Wood can also be harvested to develop roads and paths through the woodlands that can be used as hiking or nature trails. These roads and paths act as firebreaks that prevent wildfire from consuming the forest entirely. Judicious harvesting of timber in a forest can promote larger numbers of wildlife to sustain it and attract visitors.
Responsible timber harvesting with the help of an experienced forester and a forest management plan can preserve and even improve a forest or woodland and should not be confused with illegal or purely commercial logging operations with no regard for sustainability and wildlife.
Depending on the type of forest, there may be plants adapted to regenerate and grow after a fire. Fire can be integral to the ecology of a forest, and for thousands of years, it has shaped the diversity of vegetation in North America. It is ecologically unhealthy to suppress fire entirely in areas where plants are fire-adapted as forests may become too dense, rendering them prone to outbreaks of disease and insect infestations.
Controlled burns need to be conducted in these forests to promote their health, and forest managers are generally responsible for planning and implementing these fires. The build-up of fuels at ground level reduces the vegetation’s resilience against fire and drought.
Selective removal of trees prevents uncontrolled wildfires from destroying large swathes of the forest and killing their inhabitants. Thinning out the trees and creating openings in the forest prevent catastrophic wildfires that destroy the canopy.
Controlled burns are called “prescribed fires” and became a versatile forest management tool as people realized that fire suppression was not always desirable or necessary. Fires can be left to burn themselves out naturally or actively prevented, depending on the forest management plan.
Models have been developed to predict a fire’s behavior and assess a woodland’s susceptibility to fire. This helps in the allocation of firefighting resources and the control of the fire. Prescribed fires can prevent the outbreak of high-intensity wildfires by reducing the build-up of fuel loads in forests and improving wildlife habitats.
Planting Of Trees

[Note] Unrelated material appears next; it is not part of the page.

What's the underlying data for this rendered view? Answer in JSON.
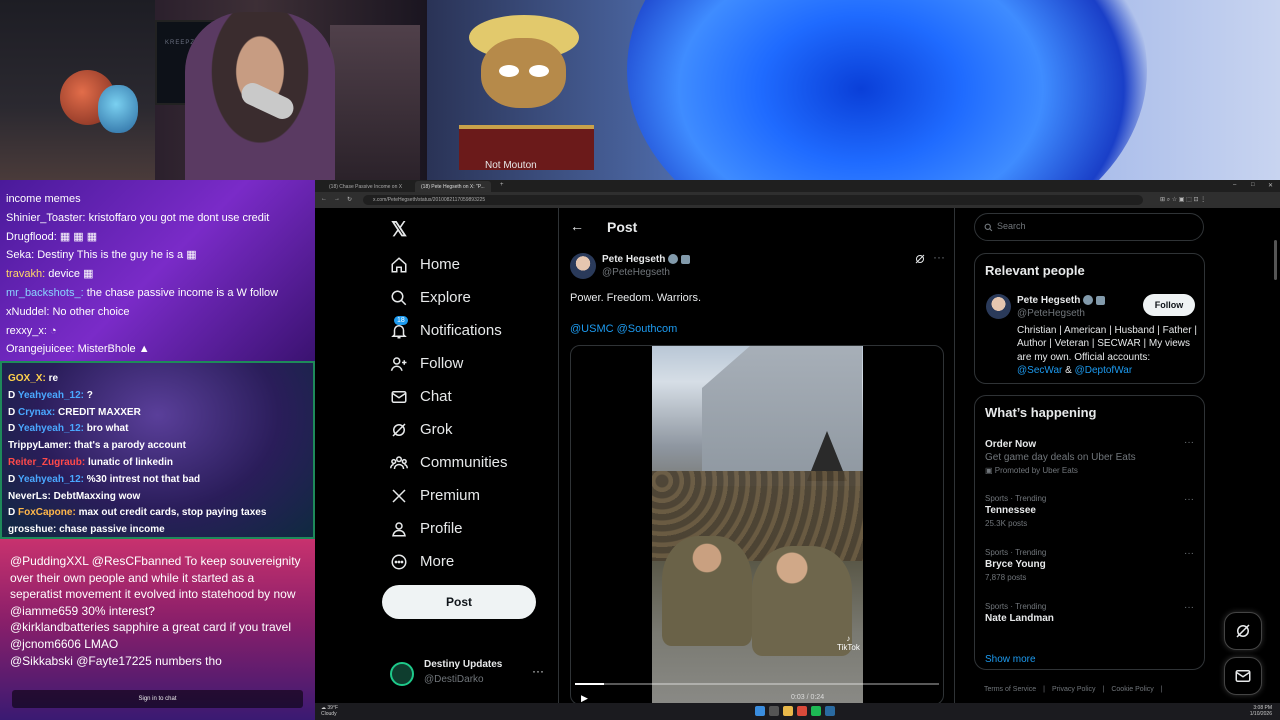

Tree planting in a forest or planting a grove of trees requires expertise in silviculture to be effective. Forest management involves the planting of trees as much as cutting them down. Careful planning is necessary, taking into account the type of trees to be planted, other tree species in the environment, water drainage, availability of sunlight, and the type of soil. Site assessments are thus crucial for the success of tree planting operations.
Overgrown fields and other lands can be transformed into forests that benefit local wildlife, contribute to water quality, and control soil erosion. Selecting tree species that can thrive in the site conditions is essential. Some, like black walnut, larch, red pine, and aspen, are completely shade-intolerant, while others such as red spruce, hemlock, or black gum are shade-tolerant.
Soil pH should be measured to determine which trees will grow best on the site, and soil that is too compacted needs to be torn up, or it will slow root penetration and the flow of nutrients and water.
Forest management is a complex subject that requires considerable expertise in a wide variety of disciplines. It involves knowledge of soils, trees, vegetation, wildlife, water resources, and ecological principles that can be effectively applied to sustain and develop a forest continuously. Regular monitoring of ever-changing forests is vital to create and adapt management plans to ensure their long-term sustainability.